East Belfast MP Naomi Long asked a long question [Q7] during Prime Minster’s Questions on Wednesday 13 March. She wanted to know what role he saw for the British and Irish governments “as joint custodians of the agreement” in progressing the outstanding issues of “reconciliation, unequivocal support for the rule of law, and to deal comprehensively with the past and its legacy”.
David Cameron answered:
I think there is of course a responsibility for the Taoiseach and the British Prime Minister to work together, and we had a very good set of meetings this week; but the greatest possible responsibility lies with the devolved institutions. It is great that they are working and that the agreement has bedded down, but I would appeal to the First Minister, the Deputy First Minister and all those involved in the Assembly to put away the conflicts of the past, work on a shared future for the people of Northern Ireland, start to take down the segregation, the peace walls and the things that take people apart in Northern Ireland, find the savings from those things and invest in a better future for everyone in Northern Ireland. [emphasis added]
Liam Clarke’s interview with the Secretary of State Theresa Villiers was published in the Belfast Telegraph on Good Friday.
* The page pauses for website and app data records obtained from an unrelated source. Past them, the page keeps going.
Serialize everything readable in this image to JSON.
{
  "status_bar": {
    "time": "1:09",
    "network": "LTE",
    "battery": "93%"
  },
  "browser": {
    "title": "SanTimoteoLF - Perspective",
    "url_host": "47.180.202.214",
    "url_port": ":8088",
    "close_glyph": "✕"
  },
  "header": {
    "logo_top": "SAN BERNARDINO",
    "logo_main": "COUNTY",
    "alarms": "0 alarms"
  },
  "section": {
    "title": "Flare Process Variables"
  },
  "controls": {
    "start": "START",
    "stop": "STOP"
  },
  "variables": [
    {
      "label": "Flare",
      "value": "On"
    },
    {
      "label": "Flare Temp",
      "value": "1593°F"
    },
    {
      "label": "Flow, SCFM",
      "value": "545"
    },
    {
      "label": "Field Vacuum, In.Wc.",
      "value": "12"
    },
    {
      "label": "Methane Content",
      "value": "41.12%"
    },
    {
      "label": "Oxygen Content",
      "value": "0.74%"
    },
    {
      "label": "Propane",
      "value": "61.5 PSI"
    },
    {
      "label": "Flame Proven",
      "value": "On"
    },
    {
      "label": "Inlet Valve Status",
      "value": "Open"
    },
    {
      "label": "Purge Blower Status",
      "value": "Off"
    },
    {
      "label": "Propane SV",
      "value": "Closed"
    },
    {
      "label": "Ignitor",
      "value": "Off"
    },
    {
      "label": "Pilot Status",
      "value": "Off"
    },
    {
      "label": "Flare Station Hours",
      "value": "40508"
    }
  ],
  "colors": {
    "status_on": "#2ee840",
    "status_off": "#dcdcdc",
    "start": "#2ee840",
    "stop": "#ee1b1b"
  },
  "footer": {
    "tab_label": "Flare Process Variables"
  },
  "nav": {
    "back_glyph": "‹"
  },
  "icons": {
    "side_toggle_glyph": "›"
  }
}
A similar tone is struck.
If Northern Ireland wants more economic help from the Government its politicians must build a shared and stable society, the Secretary of State has warned.
Theresa Villiers pledged that Westminster is prepared to fund infrastructural projects here, such as schools and roads – if its conditions are met. The Government is also ready to hand over Ministry of Defence property to the Executive and allow it to keep the proceeds – if it sells off public assets such as Belfast Port.
However, the aid comes with other strings attached.
Ms Villiers said: “We would like to see commitments on building a shared society as part of an overall package. We will be waiting to hear from the Executive what they would do to boost the economy and also what they are doing to address sectarian divides.
“The Prime Minister sees a stable and cohesive society as a crucial part of building economic prosperity.” [emphasis added]
The proposal is to make Northern Ireland eligible to receive funds from the Infrastructure Guarantee Scheme. In one hand it’s a sweetener on the back of the delay in deciding whether or not to devolve Corporation Tax. But it’s also a financial carrot to put pressure on the Executive (and the Assembly) to address shared future issues more seriously than they have up to now.
Liam Clarke’s analysis:
There are other ways to help the Executive, for instance allowing it to sell major assets such as Belfast Port. But any economic package will not provide full value unless the Executive guarantees political stability and reduces sectarian division.
The people of Northern Ireland and their leaders have traveled a great distance over the past fifteen years. Step by step, they have traded bullets for ballots, destruction and division for dialogue and institutions, and pointed the way toward a shared future for all. There is urgent work still to be done – and there will be more tests to come. There are still those few who prefer to look backward rather than forward – who prefer to inspire hate rather than hope. The many who have brought Northern Ireland this far must keep rejecting their call. From building cross-community trust to bringing opportunity to hard-to-reach communities in Belfast and beyond, every citizen and every political party needs to work together in service of true and lasting peace and prosperity.
Fifteen years on from the Belfast Agreement, and six and a half years after the St Andrews Agreement – which the then UUP leader Reg Empey described as the “Belfast Agreement for slow learners” – these are likely to be only two in a whole series of messages from the Prime Minister and the NIO asking Northern Ireland politicians to make more of a difference.
In a small community like this there have been few who have not been touched by the hand of violence and by the murders and atrocities that have taken place. But this generation imagined it could be different. This generation was prepared to dedicate itself to attempting to make it different.
I believe we now have one of the most successful peace processes in the world today. Of course there are difficulties, of course there are obstacles, of course it isn’t easy or straightforward. What is important is that over a period of time you can see the length we have moved.
This generation may have imagined it could be different. But this generation are still living, working and playing in communities that are often structurally segregated, with political representatives unafraid and at times impatient to stoke the embers of identity issues, and unwilling to take bold steps to reform.
Sadly at the moment this process of reconciliation appears to be on auto pilot as politicians have taken their eye off the ball. We are fifteen years on from this agreement and we still have a society and a government for that matter that is essentially based upon what side of the community you come from.
The question for London is how tough will they dare to be with the financial negotiations? And what measures will they use to demonstrate progress towards a “stable and cohesive society”?